* _RECORDS SHOWN_:
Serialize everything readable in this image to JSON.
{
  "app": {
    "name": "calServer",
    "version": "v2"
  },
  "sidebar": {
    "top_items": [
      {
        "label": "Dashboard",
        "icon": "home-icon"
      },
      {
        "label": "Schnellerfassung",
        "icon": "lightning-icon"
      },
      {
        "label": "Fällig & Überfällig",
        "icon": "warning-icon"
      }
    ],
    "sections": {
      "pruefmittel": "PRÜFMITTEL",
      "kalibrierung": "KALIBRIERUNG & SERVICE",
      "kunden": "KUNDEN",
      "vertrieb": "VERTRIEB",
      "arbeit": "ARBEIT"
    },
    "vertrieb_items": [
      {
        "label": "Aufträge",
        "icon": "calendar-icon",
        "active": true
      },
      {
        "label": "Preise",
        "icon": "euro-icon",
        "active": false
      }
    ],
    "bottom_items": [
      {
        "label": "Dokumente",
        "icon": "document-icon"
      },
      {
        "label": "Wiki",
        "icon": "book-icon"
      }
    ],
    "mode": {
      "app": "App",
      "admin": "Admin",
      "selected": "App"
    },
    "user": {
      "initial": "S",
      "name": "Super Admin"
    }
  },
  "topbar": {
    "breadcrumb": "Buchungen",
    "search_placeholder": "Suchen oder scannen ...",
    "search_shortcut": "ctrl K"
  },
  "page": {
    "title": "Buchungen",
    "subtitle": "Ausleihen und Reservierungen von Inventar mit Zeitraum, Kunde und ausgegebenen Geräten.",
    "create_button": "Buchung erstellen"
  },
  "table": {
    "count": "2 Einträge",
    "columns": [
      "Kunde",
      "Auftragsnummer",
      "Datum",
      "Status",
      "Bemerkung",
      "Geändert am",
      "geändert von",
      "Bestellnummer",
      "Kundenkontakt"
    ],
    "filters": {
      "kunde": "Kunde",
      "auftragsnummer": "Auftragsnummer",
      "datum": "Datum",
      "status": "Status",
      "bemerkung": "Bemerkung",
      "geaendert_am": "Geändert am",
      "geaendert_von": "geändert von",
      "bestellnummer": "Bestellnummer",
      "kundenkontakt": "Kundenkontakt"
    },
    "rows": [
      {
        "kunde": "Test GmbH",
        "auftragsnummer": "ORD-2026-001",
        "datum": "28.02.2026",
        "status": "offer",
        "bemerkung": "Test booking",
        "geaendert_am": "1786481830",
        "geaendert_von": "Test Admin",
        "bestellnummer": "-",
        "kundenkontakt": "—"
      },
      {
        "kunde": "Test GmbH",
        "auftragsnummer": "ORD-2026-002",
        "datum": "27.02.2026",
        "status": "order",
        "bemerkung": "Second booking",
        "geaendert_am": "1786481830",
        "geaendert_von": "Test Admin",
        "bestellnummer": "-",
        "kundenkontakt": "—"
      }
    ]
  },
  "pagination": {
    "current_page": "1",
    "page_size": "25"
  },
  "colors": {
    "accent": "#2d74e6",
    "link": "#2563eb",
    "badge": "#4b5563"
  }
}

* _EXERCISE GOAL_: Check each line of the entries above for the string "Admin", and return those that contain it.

* _ANSWER TO THE PROBLEM_:
      "admin": "Admin",
      "name": "Super Admin"
        "geaendert_von": "Test Admin",
        "geaendert_von": "Test Admin",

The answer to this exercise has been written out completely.